A long while back this notion was built into games in a very literal sense with the arcade. Once a hallowed proving ground, spotting an arcade cabinet now is like seeing the rib cage of some ancient beast jutting out from the dust. It used to be the creamy centre of the gaming crop. The hardware in the cabinets meant graphics beyond compare, but better still: the money you crammed into the slot was at once the price of admission and a bet. And anyone that’s scrabbled to keep their guard up against Dhalsim’s long lashing limbs while running on two pixel-rows of juice can attest to the world melting away, of being held in thrall in a way that doesn’t quite happen when you can press to continue without cost.
The thing about difficult games is that you seek the rewards that come from beating a steep challenge. We’re not talking in-game rewards; we’re talking about the cascading frisson of dopamine that explodes in your brain. In Daniel’s review of The Witness he describes this feeling vividly: “The urge to solve every puzzle in The Witness doesn’t just come from a desire to see what comes next, it comes from the desire to beat him. Or at least to prove that you are his equal.” He is talking there about wanting to beat the game’s designer, Jonathan Blow, but he’s also chasing that chemical rush that washes over you in an awesome wave when you figure out a tough puzzle.
In an article from the Florida Atlantic University Press, Science Editor Andrew Fraieli talks about the way our brains are wired, saying, “Human brains are goal and accomplishment orientated. A person has an intent to do something, he/she succeeds, and subsequently gets a shot of dopamine.”
Professor of Psychology at FAU, Elan Barrenholtz likened video games to drugs, in that they are: “Similar to drugs, because it can create an artificial reward feedback loop.”
If you look at games like Hotline Miami and Super Meat Boy, games that suffuse steep challenge with the power to restart in a split-second upon failure, you can feel the weightlessness. The gameplay loop of these furious, sweaty-palmed challenges resembles a lying bastard’s polygraph test: with each sharp downfall you spike straight back up again, over and over, chasing that reward.
I should say that these games wouldn’t work any other way; they rely on speed, recklessness, and repetition to euphoric effect. It’s just that in the hazy neon motion-blur of a Hotline Miami rampage, I feel a sort of dreamy disconnect with what’s happening, which stands in stark contrast to my fight with Martyr Logarius back there.
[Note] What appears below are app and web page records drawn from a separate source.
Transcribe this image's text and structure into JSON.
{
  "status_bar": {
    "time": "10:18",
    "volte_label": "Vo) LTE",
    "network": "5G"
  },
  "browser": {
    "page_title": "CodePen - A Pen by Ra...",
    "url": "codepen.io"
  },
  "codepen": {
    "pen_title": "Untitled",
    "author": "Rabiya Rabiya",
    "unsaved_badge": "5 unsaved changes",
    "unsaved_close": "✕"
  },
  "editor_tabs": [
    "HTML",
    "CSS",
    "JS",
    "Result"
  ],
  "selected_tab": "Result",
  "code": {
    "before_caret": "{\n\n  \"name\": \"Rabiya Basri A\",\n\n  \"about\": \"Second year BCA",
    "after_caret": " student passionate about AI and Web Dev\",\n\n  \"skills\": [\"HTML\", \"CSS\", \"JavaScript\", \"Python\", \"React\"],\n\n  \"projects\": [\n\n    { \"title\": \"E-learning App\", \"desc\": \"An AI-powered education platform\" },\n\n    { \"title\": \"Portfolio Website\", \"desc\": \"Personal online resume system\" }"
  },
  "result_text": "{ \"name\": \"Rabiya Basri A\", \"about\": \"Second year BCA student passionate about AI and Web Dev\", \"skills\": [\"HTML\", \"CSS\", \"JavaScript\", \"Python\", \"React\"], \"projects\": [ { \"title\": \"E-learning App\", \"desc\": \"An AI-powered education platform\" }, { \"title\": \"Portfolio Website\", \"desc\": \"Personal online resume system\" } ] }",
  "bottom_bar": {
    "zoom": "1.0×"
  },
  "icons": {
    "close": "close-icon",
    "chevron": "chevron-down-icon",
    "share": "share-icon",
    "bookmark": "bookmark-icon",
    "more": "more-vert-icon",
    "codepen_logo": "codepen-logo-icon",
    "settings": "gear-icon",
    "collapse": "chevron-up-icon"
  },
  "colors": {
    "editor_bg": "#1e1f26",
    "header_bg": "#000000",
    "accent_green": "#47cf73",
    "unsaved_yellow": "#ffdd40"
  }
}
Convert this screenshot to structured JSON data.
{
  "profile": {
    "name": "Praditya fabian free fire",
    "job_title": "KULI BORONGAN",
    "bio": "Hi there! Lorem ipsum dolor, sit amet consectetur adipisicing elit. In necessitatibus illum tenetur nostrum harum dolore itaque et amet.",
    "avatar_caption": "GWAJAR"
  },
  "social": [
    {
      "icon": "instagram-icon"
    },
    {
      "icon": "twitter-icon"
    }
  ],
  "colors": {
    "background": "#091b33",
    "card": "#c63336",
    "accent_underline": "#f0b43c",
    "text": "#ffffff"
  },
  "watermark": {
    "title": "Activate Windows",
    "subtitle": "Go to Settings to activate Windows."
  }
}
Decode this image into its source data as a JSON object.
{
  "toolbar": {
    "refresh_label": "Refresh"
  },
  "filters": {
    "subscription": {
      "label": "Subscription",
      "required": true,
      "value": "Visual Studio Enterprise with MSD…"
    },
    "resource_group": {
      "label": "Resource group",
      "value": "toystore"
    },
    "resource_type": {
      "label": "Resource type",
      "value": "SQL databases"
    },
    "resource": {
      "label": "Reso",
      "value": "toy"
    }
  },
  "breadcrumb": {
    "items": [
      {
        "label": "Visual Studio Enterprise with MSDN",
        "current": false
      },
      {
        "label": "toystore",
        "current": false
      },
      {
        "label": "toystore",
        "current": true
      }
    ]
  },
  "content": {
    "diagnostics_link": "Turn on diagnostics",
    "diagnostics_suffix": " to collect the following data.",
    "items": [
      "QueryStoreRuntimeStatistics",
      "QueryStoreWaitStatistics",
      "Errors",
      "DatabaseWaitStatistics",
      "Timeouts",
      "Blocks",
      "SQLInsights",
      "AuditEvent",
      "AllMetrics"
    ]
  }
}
During that fight, my mind was saddled not with what was next, or who I wanted to beat, but instead was simply … there, on the roof of the castle. Nothing else mattered.
I should also say that difficulty is still important: it does help if there’s a good chance we’ll actually get to the game over screen for all this to mean anything. It’s just not enough on its own. Play is vivid when there are consequences that make us ache. Though we’ll groan and grumble in our hangovers, it’s the very act of saying ‘fuck it’ and accepting what comes after that makes what’s right in front of us so sweet.
What was it that John Lennon said? Play is what happens when you’re busy staring at the next high score … something like that anyway, and he would know – apparently he was well into Geometry Wars.